By: Tara Bozick | GoDanRiver

Hybrid Vehicles of Danville, Inc to build and retrofit vehicles in Danville, creating 150 jobs within three years.A hybrid vehicle maker announced in May it would build and retrofit vehicles in Danville, creating 150 jobs within three years.

Hybrid Vehicles of Danville, Inc. entered into a joint venture with Danville’s Advanced Vehicle Research Center, where the new company operates temporarily on Stinson Drive. Hybrid Vehicles will initially hire 25 people and plans to invest $1.5 million within three years.

A $420,000 grant from the Virginia Tobacco Commission got the ball rolling so the company could purchase equipment and begin hiring, according to a city news release.

The company has secured orders for mild hybrids, where an electric motor assists the conventional combustion engine. Founder and CEO Jim Bailey said the company can make a variety of vehicles, including buses and armored vehicles. In partnership with the AVRC, the firm can also taking existing vehicles — “anything from a scooter to a semi-truck” — and retrofit them to become mild hybrids, he added.

Hybrid Vehicles will also install proprietary solar-powered cooling systems into most of the buses and armored vehicles it builds. Bailey said the company plans to do work for school buses and delivery, transit, SWAT and defense vehicles. The company will also use AVRC’s military off-road test and training site and testing equipment to collect data on vehicle propulsion and fuel economy performance.

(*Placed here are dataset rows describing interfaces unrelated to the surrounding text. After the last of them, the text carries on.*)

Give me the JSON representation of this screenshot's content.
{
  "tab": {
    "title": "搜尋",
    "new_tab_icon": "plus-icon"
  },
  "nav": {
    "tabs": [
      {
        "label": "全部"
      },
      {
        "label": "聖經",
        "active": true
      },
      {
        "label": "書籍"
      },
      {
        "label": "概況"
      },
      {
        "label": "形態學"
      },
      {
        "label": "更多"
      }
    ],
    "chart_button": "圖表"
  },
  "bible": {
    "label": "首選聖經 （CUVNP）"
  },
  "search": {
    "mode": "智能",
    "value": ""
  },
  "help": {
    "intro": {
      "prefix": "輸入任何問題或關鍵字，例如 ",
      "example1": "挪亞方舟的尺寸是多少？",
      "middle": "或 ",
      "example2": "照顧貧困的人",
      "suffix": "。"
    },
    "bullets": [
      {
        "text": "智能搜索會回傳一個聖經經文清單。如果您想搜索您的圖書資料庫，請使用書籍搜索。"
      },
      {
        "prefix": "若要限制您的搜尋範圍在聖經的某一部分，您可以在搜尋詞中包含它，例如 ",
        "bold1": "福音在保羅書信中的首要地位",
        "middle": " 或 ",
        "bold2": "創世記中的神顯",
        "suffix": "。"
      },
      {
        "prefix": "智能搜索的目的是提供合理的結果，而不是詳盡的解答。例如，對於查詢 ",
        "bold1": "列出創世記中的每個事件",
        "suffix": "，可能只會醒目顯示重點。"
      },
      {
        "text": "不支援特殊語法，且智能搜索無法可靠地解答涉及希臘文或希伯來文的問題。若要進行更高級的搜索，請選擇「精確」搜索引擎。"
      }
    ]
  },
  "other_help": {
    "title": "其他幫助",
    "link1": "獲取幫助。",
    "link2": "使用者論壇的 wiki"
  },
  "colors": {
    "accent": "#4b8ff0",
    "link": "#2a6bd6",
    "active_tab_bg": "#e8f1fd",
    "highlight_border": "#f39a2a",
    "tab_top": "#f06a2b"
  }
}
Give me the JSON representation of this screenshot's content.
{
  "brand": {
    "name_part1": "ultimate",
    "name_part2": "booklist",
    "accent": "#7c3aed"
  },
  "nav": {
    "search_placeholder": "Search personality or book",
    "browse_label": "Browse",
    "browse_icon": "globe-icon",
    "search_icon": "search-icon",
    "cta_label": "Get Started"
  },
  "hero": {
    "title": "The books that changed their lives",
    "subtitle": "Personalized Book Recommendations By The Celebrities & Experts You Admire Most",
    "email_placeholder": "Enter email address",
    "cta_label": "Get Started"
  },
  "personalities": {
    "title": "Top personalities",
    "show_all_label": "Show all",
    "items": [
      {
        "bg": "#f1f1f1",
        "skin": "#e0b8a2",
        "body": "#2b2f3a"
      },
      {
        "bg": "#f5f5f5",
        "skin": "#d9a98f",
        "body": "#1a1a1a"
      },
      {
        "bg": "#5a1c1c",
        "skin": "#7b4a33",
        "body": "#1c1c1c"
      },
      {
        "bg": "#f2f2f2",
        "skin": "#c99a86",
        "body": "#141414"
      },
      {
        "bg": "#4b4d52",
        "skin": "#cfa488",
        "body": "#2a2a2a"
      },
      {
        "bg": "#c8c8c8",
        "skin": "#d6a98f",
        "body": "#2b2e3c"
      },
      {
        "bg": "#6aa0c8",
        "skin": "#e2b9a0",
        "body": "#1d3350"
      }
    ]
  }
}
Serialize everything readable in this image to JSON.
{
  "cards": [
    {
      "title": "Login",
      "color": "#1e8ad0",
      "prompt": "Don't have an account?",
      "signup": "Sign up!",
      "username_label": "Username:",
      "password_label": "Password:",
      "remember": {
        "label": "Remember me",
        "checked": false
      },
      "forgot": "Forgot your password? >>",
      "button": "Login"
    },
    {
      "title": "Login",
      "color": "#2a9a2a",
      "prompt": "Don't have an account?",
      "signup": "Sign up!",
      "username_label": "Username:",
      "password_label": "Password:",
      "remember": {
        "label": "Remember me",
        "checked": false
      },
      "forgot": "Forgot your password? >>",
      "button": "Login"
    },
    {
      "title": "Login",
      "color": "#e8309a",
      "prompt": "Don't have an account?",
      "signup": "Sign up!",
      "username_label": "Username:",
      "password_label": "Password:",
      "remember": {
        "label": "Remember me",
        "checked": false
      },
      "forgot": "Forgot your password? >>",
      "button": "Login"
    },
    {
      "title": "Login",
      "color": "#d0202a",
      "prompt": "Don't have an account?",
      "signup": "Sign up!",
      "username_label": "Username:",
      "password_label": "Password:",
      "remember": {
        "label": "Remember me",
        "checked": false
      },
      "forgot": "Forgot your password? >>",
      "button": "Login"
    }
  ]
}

This was the type of work the late founder of the AVRC, Richard “Dick” Dell, envisioned when he set up shop in Danville in 2009, said son Richard D. Dell Jr. For Danville, Dell said it’s creating a “stable long-term growth engine for job creation,” as he sees the start of a local defense cluster.

Hybrid Vehicles would need to employ fabricators, welders, mechanics and machinists, Bailey said.

That gives Danville Community College students enrolled in welding, machining and automotive programs another option for jobs, said DCC vice president for academic and student services Christopher Ezell. Most graduates of those programs find jobs as their skills are in high demand.

“This is very important to us. It just shows the economic development efforts that are certainly paying off,” Ezell added.

Bailey and his wife moved from East Helena, Mont., to open the facility and headquarters in Danville.

“We are pleased with the growing alternative vehicle sector that we are attracting to our region. Danville offers an attractive operating environment and a growing number of entrepreneurs that collaborate together on projects to create better paying jobs for our citizens,” said Danville Mayor Sherman Saunders in a statement.